As you can tell, the above example was submitted by a student from Korea who was studying at our university, which is located in Hong Kong, making it even harder to fact-check the claims in the tweet.
The following is what I wrote as feedback:
You have discovered an intriguing claim that is certainly worth investigating. However, in its current form, your proposal focuses on a factor that is not entirely fact-checkable by a student in Hong Kong. While this could be excellent material for further journalistic investigation in Korea, it is not suitable for a fact-checking project in this course.
Here's why it's not fact-checkable.
Implied claim to be investigated: Many delivery-only restaurants in Busan have blocked their windows, presumably to conceal poor hygiene conditions, as demonstrated by the one mentioned in the MBC news report.
Assessment: Attempting to fact-check the windows of "many" restaurants in Busan from Hong Kong and investigate what the hidden kitchens behind them look like is not feasible. It is perhaps not realistic even for most people living in Busan as well, given the time it requires and potential troubles one might encounter with restaurant owners.
Your suggested two methods:
Wait for MBC to follow up and check other restaurants. — Yes, you may find out more but this is not a fact-checking methodology.
Check the records compiled by authorities. — You have not indicated if you have looked and made sure such data or records are available. But even if they exist, their accuracy in reflecting the real situation cannot be guaranteed.
The existence of the MBC news report itself suggests that this issue has not been widely recognised by the public.
If authorities were aware, it is likely that those restaurants would have been warned, and more news about this issue would have already been available in Korea.
This claim might require the type of investigation for you to go undercover, which is again not something a university student in Hong Kong can undertake.
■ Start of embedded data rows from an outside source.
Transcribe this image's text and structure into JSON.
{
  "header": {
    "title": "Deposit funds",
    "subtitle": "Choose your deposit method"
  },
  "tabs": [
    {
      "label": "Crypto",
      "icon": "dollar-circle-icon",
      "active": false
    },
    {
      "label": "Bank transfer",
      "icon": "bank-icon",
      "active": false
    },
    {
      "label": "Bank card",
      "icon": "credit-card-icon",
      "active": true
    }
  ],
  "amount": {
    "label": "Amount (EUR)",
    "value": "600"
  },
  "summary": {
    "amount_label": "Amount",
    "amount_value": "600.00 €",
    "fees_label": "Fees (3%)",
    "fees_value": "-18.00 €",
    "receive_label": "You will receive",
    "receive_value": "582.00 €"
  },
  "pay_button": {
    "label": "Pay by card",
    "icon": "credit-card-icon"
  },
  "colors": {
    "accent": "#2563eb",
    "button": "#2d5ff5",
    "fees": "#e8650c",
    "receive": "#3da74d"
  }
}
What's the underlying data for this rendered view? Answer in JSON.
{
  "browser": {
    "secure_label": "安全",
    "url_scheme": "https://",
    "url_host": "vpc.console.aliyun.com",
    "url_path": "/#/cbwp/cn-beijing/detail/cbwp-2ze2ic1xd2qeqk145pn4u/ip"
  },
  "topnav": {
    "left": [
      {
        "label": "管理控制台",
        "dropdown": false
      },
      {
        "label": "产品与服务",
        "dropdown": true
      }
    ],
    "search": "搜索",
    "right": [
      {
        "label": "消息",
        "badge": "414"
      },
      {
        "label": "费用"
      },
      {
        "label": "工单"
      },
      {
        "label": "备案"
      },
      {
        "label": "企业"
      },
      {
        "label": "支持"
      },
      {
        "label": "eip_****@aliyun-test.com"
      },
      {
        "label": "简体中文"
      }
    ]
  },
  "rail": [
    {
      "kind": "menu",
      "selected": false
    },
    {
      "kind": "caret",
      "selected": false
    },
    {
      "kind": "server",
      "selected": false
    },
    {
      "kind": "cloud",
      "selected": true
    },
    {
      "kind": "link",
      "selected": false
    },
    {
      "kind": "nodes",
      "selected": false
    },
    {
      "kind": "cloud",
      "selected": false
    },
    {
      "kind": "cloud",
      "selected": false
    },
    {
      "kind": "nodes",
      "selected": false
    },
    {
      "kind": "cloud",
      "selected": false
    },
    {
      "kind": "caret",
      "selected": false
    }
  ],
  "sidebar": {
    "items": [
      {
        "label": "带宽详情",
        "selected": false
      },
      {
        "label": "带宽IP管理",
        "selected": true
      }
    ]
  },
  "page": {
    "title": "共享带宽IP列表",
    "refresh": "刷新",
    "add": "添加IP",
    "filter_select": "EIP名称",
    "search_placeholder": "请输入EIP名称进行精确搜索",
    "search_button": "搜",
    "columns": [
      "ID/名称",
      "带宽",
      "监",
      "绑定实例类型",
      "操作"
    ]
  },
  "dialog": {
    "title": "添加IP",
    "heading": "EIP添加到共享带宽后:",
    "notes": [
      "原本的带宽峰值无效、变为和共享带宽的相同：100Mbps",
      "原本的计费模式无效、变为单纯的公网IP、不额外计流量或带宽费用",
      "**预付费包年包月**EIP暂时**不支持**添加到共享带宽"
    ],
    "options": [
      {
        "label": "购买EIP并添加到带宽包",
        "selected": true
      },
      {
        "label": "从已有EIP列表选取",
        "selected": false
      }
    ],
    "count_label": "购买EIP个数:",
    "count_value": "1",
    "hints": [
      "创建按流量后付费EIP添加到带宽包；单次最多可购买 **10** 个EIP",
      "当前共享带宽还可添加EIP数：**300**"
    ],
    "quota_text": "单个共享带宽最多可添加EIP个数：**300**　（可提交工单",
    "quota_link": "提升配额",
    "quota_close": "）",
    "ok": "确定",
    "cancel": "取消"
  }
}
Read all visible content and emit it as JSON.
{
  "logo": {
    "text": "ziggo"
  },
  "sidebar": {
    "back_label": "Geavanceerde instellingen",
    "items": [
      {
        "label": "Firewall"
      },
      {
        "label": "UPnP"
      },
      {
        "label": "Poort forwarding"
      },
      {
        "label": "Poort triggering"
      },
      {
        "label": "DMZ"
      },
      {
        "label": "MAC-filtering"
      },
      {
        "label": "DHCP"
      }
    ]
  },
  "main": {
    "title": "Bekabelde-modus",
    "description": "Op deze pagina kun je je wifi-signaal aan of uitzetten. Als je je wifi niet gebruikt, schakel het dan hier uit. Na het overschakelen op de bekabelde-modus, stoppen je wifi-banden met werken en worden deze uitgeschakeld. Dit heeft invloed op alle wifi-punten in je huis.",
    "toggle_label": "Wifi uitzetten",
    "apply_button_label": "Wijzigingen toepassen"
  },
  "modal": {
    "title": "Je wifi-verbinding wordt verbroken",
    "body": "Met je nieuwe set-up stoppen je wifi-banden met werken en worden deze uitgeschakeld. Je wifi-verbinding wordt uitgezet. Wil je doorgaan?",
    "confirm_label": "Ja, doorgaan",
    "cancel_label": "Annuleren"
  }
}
I agree that the claim holds significance for people in Busan, especially if the number of unhygienic restaurants could be determined and there are indeed many.
However, for the reasons mentioned above, it is very unlikely that you can find that out.